Output every entry below exactly as it is written.

Source records:
::::::::::

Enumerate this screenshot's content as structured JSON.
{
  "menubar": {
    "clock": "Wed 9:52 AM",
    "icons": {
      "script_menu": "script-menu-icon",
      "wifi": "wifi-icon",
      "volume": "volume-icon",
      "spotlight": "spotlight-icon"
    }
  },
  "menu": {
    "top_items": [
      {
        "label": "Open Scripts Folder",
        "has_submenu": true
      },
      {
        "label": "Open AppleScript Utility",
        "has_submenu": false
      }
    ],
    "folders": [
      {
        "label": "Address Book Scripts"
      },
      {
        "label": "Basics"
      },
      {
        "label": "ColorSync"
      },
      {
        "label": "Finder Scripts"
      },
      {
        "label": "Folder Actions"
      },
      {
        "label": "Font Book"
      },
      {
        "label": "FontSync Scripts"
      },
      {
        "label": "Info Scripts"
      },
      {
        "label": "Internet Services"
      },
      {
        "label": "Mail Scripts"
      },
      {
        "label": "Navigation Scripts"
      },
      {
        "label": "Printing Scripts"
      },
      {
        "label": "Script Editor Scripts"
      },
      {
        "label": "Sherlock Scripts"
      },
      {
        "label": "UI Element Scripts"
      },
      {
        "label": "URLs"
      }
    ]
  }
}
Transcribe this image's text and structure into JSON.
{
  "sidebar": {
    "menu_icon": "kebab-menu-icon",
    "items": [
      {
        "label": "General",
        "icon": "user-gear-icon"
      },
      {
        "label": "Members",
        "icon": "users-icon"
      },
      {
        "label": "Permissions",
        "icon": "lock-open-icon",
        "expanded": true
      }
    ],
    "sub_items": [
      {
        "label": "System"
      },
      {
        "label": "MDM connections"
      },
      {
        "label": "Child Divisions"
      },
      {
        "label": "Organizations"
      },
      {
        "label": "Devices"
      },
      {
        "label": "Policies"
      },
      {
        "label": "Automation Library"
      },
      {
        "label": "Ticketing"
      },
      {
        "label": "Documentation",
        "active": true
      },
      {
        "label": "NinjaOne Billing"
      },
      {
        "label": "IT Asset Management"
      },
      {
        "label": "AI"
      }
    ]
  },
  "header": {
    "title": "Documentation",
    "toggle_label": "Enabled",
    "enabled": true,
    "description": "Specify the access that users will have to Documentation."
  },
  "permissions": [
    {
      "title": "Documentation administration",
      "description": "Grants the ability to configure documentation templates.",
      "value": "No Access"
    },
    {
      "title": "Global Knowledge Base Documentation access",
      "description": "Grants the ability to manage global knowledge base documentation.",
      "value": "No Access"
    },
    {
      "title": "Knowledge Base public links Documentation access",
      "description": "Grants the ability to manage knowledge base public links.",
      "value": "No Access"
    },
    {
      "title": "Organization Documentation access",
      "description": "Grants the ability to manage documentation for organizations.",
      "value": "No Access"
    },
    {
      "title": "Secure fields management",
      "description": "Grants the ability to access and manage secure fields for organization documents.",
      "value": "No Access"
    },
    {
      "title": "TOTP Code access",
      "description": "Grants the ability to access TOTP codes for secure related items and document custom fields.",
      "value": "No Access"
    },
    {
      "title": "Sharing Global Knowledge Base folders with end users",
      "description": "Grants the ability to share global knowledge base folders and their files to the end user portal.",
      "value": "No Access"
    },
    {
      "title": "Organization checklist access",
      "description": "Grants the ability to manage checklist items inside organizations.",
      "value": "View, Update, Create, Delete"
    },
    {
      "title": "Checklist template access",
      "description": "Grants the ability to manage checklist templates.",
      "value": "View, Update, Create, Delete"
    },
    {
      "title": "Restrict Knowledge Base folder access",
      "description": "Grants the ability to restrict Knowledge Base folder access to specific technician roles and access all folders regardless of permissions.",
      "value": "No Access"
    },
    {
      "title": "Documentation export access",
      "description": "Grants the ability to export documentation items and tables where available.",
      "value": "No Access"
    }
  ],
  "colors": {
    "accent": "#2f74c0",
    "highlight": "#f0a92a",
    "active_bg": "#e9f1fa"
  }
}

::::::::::

## Reply to the task
Enumerate this screenshot's content as structured JSON.
{
  "menubar": {
    "clock": "Wed 9:52 AM",
    "icons": {
      "script_menu": "script-menu-icon",
      "wifi": "wifi-icon",
      "volume": "volume-icon",
      "spotlight": "spotlight-icon"
    }
  },
  "menu": {
    "top_items": [
      {
        "label": "Open Scripts Folder",
        "has_submenu": true
      },
      {
        "label": "Open AppleScript Utility",
        "has_submenu": false
      }
    ],
    "folders": [
      {
        "label": "Address Book Scripts"
      },
      {
        "label": "Basics"
      },
      {
        "label": "ColorSync"
      },
      {
        "label": "Finder Scripts"
      },
      {
        "label": "Folder Actions"
      },
      {
        "label": "Font Book"
      },
      {
        "label": "FontSync Scripts"
      },
      {
        "label": "Info Scripts"
      },
      {
        "label": "Internet Services"
      },
      {
        "label": "Mail Scripts"
      },
      {
        "label": "Navigation Scripts"
      },
      {
        "label": "Printing Scripts"
      },
      {
        "label": "Script Editor Scripts"
      },
      {
        "label": "Sherlock Scripts"
      },
      {
        "label": "UI Element Scripts"
      },
      {
        "label": "URLs"
      }
    ]
  }
}
Transcribe this image's text and structure into JSON.
{
  "sidebar": {
    "menu_icon": "kebab-menu-icon",
    "items": [
      {
        "label": "General",
        "icon": "user-gear-icon"
      },
      {
        "label": "Members",
        "icon": "users-icon"
      },
      {
        "label": "Permissions",
        "icon": "lock-open-icon",
        "expanded": true
      }
    ],
    "sub_items": [
      {
        "label": "System"
      },
      {
        "label": "MDM connections"
      },
      {
        "label": "Child Divisions"
      },
      {
        "label": "Organizations"
      },
      {
        "label": "Devices"
      },
      {
        "label": "Policies"
      },
      {
        "label": "Automation Library"
      },
      {
        "label": "Ticketing"
      },
      {
        "label": "Documentation",
        "active": true
      },
      {
        "label": "NinjaOne Billing"
      },
      {
        "label": "IT Asset Management"
      },
      {
        "label": "AI"
      }
    ]
  },
  "header": {
    "title": "Documentation",
    "toggle_label": "Enabled",
    "enabled": true,
    "description": "Specify the access that users will have to Documentation."
  },
  "permissions": [
    {
      "title": "Documentation administration",
      "description": "Grants the ability to configure documentation templates.",
      "value": "No Access"
    },
    {
      "title": "Global Knowledge Base Documentation access",
      "description": "Grants the ability to manage global knowledge base documentation.",
      "value": "No Access"
    },
    {
      "title": "Knowledge Base public links Documentation access",
      "description": "Grants the ability to manage knowledge base public links.",
      "value": "No Access"
    },
    {
      "title": "Organization Documentation access",
      "description": "Grants the ability to manage documentation for organizations.",
      "value": "No Access"
    },
    {
      "title": "Secure fields management",
      "description": "Grants the ability to access and manage secure fields for organization documents.",
      "value": "No Access"
    },
    {
      "title": "TOTP Code access",
      "description": "Grants the ability to access TOTP codes for secure related items and document custom fields.",
      "value": "No Access"
    },
    {
      "title": "Sharing Global Knowledge Base folders with end users",
      "description": "Grants the ability to share global knowledge base folders and their files to the end user portal.",
      "value": "No Access"
    },
    {
      "title": "Organization checklist access",
      "description": "Grants the ability to manage checklist items inside organizations.",
      "value": "View, Update, Create, Delete"
    },
    {
      "title": "Checklist template access",
      "description": "Grants the ability to manage checklist templates.",
      "value": "View, Update, Create, Delete"
    },
    {
      "title": "Restrict Knowledge Base folder access",
      "description": "Grants the ability to restrict Knowledge Base folder access to specific technician roles and access all folders regardless of permissions.",
      "value": "No Access"
    },
    {
      "title": "Documentation export access",
      "description": "Grants the ability to export documentation items and tables where available.",
      "value": "No Access"
    }
  ],
  "colors": {
    "accent": "#2f74c0",
    "highlight": "#f0a92a",
    "active_bg": "#e9f1fa"
  }
}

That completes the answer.